Simplifying I believe there are three different ways to examine the politics of cultural production. We can focus on the political content itself and the messages contained therein. We can also focus on the production process, the way a given form is created. We can also focus on the politics of circulation–the politics of spreading a given work of art (some works and ideas are more likely to circulate than others…why?). Finally we can focus on the politics of consumption–the effect a given work has on individual attitudes, behaviors, identities. I dealt with this with varying degrees of success in Stare in the Darkness.
In the case of Steampunk, the questions that loom large to me are circulation and production questions. Why steampunk at this particular time? Some think of steampunk as a partial reaction to anxieties about the present, and to the almost immediate obsolescence of contemporary technology (the IPhone 3GS I bought almost three years ago will be useless in a year or so). Yes. I get that. But this doesn’t explain why folks return to the Victorian Era. What’s in that period? Well it represents the first moment where people really begin to understand the effect of technology on their lives. (Gibson noted the Victorians were the first to live in a state of ongoing technoshock.) It is also the moment where the world becomes open for exploration and adventure.
But what else happens during this period? Africa is cut up and distributed amongst colonial powers, poor men, women, and children are literally and figuratively mangled by growing industrialization. Finally during this period population control becomes INCREDIBLY important, and as such elites use sex and sexuality to control women. In Vintage Tomorrows one of the interviewees talks about imagining a Victorian Era death ray, so huge it takes up buildings.
If this imagined yesterday actually happened such a machine would most likely be stained by the blood of child labor. And manned by indentured negro servants. The industrial revolution itself is not possible without brutally subjugating entire continents.
With exceptions (and I’ll get to this below) this is neatly ignored, and instead of novels dealing with for example the mundane lives of black laborers forced to build Jules Vernes’ rocket to the moon we see novel after novel dealing with high society, with the lives of Victorian era elites. And extending our discussion of steampunk to other elements outside of literature we definitely see a similar embrace of high society in steampunk fashion.

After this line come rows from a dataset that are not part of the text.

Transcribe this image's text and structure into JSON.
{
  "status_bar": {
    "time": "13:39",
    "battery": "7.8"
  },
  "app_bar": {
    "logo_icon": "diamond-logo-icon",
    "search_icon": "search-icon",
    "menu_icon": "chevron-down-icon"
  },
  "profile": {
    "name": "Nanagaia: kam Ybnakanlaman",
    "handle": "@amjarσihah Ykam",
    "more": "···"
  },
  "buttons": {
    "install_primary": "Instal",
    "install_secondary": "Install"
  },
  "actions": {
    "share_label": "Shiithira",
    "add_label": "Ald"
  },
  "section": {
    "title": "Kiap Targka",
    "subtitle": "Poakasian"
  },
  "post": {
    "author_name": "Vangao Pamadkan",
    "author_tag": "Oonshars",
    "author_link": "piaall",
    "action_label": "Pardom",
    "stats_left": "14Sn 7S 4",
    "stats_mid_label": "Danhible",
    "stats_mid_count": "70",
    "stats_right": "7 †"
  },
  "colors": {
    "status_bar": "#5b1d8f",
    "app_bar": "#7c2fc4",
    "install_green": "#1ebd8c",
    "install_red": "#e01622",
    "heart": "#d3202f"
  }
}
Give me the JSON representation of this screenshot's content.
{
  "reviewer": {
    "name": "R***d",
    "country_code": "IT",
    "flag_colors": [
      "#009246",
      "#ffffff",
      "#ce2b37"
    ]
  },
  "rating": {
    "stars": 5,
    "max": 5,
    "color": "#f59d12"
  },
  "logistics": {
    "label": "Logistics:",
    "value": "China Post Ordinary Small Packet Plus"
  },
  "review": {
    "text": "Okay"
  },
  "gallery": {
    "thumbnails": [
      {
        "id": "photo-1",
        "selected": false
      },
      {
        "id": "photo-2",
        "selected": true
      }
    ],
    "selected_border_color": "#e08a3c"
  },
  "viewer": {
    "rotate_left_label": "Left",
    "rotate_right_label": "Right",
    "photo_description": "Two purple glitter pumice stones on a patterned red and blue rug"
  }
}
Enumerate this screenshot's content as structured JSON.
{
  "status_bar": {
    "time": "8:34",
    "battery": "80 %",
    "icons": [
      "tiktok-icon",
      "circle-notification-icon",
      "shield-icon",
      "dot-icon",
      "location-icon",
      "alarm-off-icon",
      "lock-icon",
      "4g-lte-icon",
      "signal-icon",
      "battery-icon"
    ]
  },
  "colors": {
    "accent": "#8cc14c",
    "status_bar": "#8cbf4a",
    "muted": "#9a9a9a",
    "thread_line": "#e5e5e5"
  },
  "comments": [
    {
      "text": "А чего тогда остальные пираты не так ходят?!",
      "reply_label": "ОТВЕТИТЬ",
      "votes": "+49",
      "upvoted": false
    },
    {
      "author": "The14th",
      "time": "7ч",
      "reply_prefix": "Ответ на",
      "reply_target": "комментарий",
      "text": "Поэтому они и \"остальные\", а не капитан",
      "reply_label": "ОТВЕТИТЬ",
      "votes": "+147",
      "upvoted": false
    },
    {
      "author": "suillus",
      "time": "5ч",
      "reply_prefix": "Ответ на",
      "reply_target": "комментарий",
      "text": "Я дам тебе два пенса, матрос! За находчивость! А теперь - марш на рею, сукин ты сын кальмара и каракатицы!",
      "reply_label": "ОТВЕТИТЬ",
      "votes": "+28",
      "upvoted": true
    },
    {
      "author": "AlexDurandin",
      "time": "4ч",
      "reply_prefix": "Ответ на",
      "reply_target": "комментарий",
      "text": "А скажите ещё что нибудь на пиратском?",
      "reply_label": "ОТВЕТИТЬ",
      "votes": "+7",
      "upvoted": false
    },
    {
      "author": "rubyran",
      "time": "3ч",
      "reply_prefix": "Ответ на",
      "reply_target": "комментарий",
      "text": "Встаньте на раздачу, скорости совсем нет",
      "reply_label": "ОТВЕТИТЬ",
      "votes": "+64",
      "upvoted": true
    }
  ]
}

So when asked in the Q&A a pointed question about the political elements that made steampunk possible, I said that it isn’t hard to connect the growing anxiety about the nation’s shifting racial demographics to the growing economic anxiety many of us feel (that itself undergirds the growing occupy movement) to a move to a much better time that just so HAPPENS to be a time where it was really really good to be white, male, and privileged. Steampunks who don’t read the literature but wear the gear, build the toys, and participate in the community may not consciously do so wanting to be white, male, and privileged. But they do so nonetheless, just as a kid wearing a confederate flag does.
Now I mentioned exceptions.
Exceptions probably isn’t the right word, but right now I don’t have a synonym handy. The central “stuff” that makes a given subculture identifiable is always open to re-interpretation and re-imagining. Steampunk doesn’t necessarily HAVE to focus solely on high society, it doesn’t HAVE to valorize whiteness (either by valorizing european victorian-era design aesthetics, by writing about/depicting white populations, by ignoring non-whites). It doesn’t HAVE to valorize heterosexuality. It just TENDS to.
Which means that progressive minded steam punks have to basically re-imagine the re-imagining process steampunk embodies (just, as I think about it progressive minded folks within hip-hop have to re-imagine IT). Boilerplate does an excellent job of inserting its central robotic character into a number of situations that bring the regressive political elements of the time to light–Boilerplate fights Jack Johnson for example. And Ay-leen the peacemaker isn’t the only one invested in creating a more progressive steampunk.
NisaNisi Shawl and Jaymee Goh are just two of the people invested in this project.